The idea of setting aside land for the public’s benefit was revolutionary when President Ulysses S. Grant signed the bill creating the first national park in the world—Yellowstone National Park, on March 1, 1872.
It covered two million acres in the northwest corner of Wyoming Territory and spilled into Idaho and Montana territories. The bill protected Yellowstone from private greed and ordered the area to be “dedicated and set apart as a public park or pleasuring-ground for the benefit and enjoyment of the people,” notes David A. Clary in The Place Where Hell Bubbled Up, published by the National Park Service in 1972.
But the idea of a national preserve continued to be controversial and Yellowstone had none of the protection found today for the national park system. It was defenseless to “poachers, squatters, woodcutters, vandals and firebugs,” Clary reports. In 1883 Congress debated the value of such publicly owed land with some arguing that private enterprise should be in charge. In 1886 Congress stripped all money to protect Yellowstone and the Secretary of the Interior called on the Secretary of War for help. The U.S. Army stepped in to protect the land.

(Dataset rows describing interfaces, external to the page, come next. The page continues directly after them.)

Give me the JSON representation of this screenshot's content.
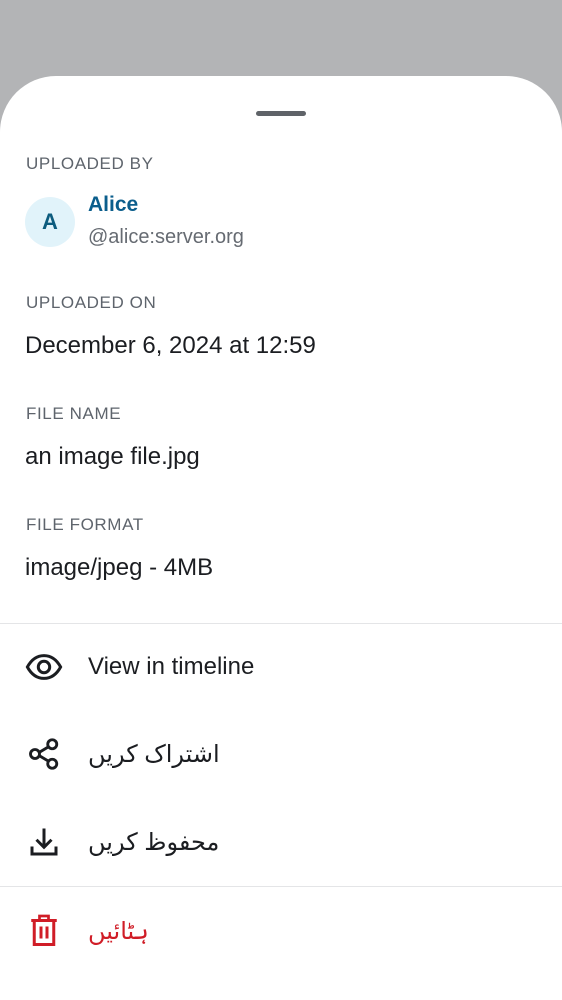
{
  "uploader": {
    "section_label": "UPLOADED BY",
    "avatar_initial": "A",
    "name": "Alice",
    "user_id": "@alice:server.org"
  },
  "upload_date": {
    "section_label": "UPLOADED ON",
    "value": "December 6, 2024 at 12:59"
  },
  "file_name": {
    "section_label": "FILE NAME",
    "value": "an image file.jpg"
  },
  "file_format": {
    "section_label": "FILE FORMAT",
    "value": "image/jpeg - 4MB"
  },
  "actions": [
    {
      "label": "View in timeline",
      "icon": "eye-icon"
    },
    {
      "label": "اشتراک کریں",
      "icon": "share-icon"
    },
    {
      "label": "محفوظ کریں",
      "icon": "download-icon"
    },
    {
      "label": "ہٹائیں",
      "icon": "trash-icon"
    }
  ],
  "colors": {
    "scrim": "#b3b4b6",
    "accent_name": "#0b5e8c",
    "avatar_bg": "#e1f3fa",
    "danger": "#d01d27"
  }
}
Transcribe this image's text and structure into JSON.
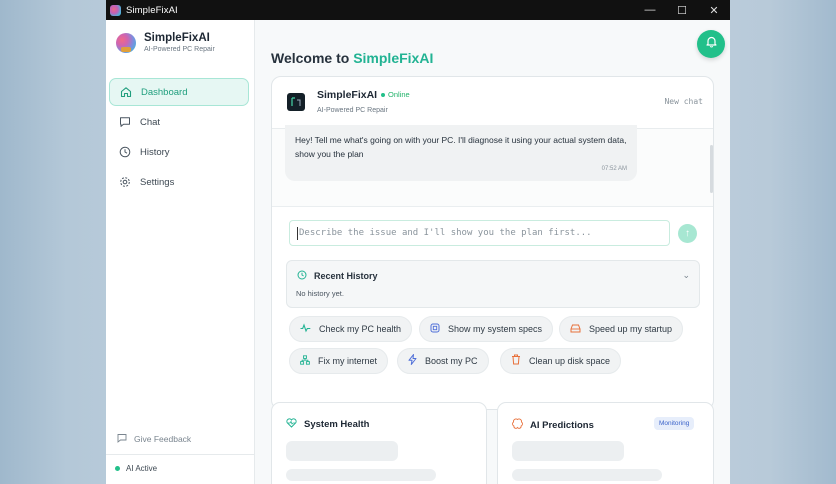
{
  "window": {
    "title": "SimpleFixAI"
  },
  "sidebar": {
    "brand_name": "SimpleFixAI",
    "brand_sub": "AI-Powered PC Repair",
    "items": [
      {
        "label": "Dashboard",
        "icon": "home-icon"
      },
      {
        "label": "Chat",
        "icon": "chat-icon"
      },
      {
        "label": "History",
        "icon": "clock-icon"
      },
      {
        "label": "Settings",
        "icon": "gear-icon"
      }
    ],
    "feedback": "Give Feedback",
    "status": "AI Active"
  },
  "main": {
    "welcome_prefix": "Welcome to",
    "welcome_brand": "SimpleFixAI",
    "chat": {
      "name": "SimpleFixAI",
      "online": "Online",
      "sub": "AI-Powered PC Repair",
      "new_chat": "New chat",
      "message": "Hey! Tell me what's going on with your PC. I'll diagnose it using your actual system data, show you the plan",
      "message_time": "07:52 AM",
      "input_placeholder": "Describe the issue and I'll show you the plan first..."
    },
    "history": {
      "title": "Recent History",
      "empty": "No history yet."
    },
    "quick_actions": [
      {
        "label": "Check my PC health",
        "icon": "pulse-icon"
      },
      {
        "label": "Show my system specs",
        "icon": "cpu-icon"
      },
      {
        "label": "Speed up my startup",
        "icon": "drive-icon"
      },
      {
        "label": "Fix my internet",
        "icon": "network-icon"
      },
      {
        "label": "Boost my PC",
        "icon": "bolt-icon"
      },
      {
        "label": "Clean up disk space",
        "icon": "trash-icon"
      }
    ],
    "panels": {
      "health_title": "System Health",
      "predictions_title": "AI Predictions",
      "predictions_badge": "Monitoring"
    }
  },
  "colors": {
    "accent": "#22c08a",
    "accent_text": "#22b393",
    "titlebar": "#111111"
  }
}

Although strong federal laws now protect the nation’s vast system of public parks, the debate continues to this day. Each year, the National Park Service must fight for a decent operating budget—and Congress often raids the money it earns itself with visitor fees. There is still constant pressure by land speculators who see all that pristine property—not a value to everyone, but a goldmine for a few. And there are still politicians in Congress who think they’re right.